The case arose after a youth pastor, Matthew Snatchko, was arrested at the Roseville Galleria Mall in 2007 for striking up a casual conversation with two other shoppers about faith. Although Snatchko had first obtained the shoppers’ permission to broach the subject, a nearby store employee disapproved and called mall security guards, who arrested Snatchko. Criminal charges were later dropped, but attorneys with Pacific Justice Institute filed suit to challenge the mall’s tight restrictions on speech.
Under the mall’s rules, shoppers are not allowed to engage in conversations about potentially controversial topics like religion or politics, unless they already know the person they are talking to. Another mall rule bans the wearing of any clothing with religious or political messages.
This week’s ruling by the 3rd District Court of Appeal in Sacramento struck down the mall rules as unconstitutionally vague and restrictive of free speech. The court also awarded costs on appeal to Snatchko and indicated that he would be able to collect damages and attorney’s fees. The case now heads back to the trial court for implementation of the appellate court’s decision.
PJI President Brad Dacus commented, “We are very pleased with this landmark ruling by the California Court of Appeal that vindicates the right to engage in casual conversations about faith without fear of being arrested. This is a great victory for free speech and common sense.”
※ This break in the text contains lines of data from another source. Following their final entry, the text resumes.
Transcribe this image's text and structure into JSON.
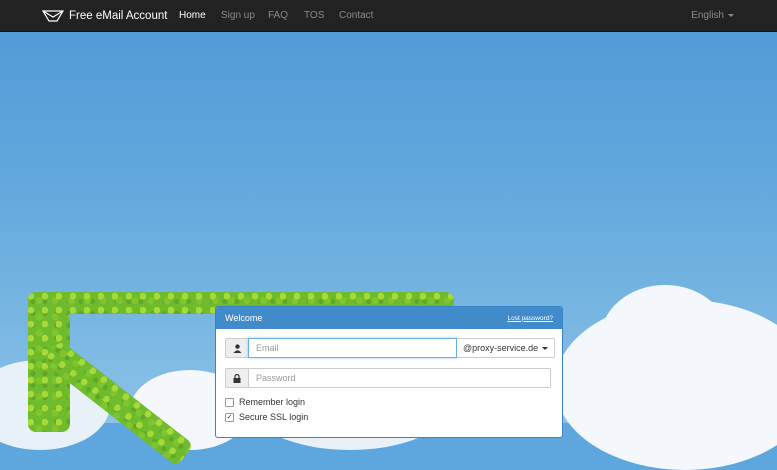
{
  "nav": {
    "brand": "Free eMail Account",
    "links": [
      "Home",
      "Sign up",
      "FAQ",
      "TOS",
      "Contact"
    ],
    "active": "Home",
    "language": "English"
  },
  "login": {
    "title": "Welcome",
    "lost_password": "Lost password?",
    "email_placeholder": "Email",
    "email_value": "",
    "domain": "@proxy-service.de",
    "password_placeholder": "Password",
    "remember_label": "Remember login",
    "remember_checked": false,
    "ssl_label": "Secure SSL login",
    "ssl_checked": true
  },
  "icons": {
    "brand": "envelope-icon",
    "email_addon": "user-icon",
    "password_addon": "lock-icon"
  },
  "colors": {
    "navbar": "#222222",
    "panel_header": "#428bca",
    "sky": "#5ea6de"
  }
}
PJI affiliate attorney Timothy Smith, of the Sacramento firm McKinley & Smith, served pro bono as Snatchko’s lead counsel in the trial court and presented oral argument to the Court of Appeal.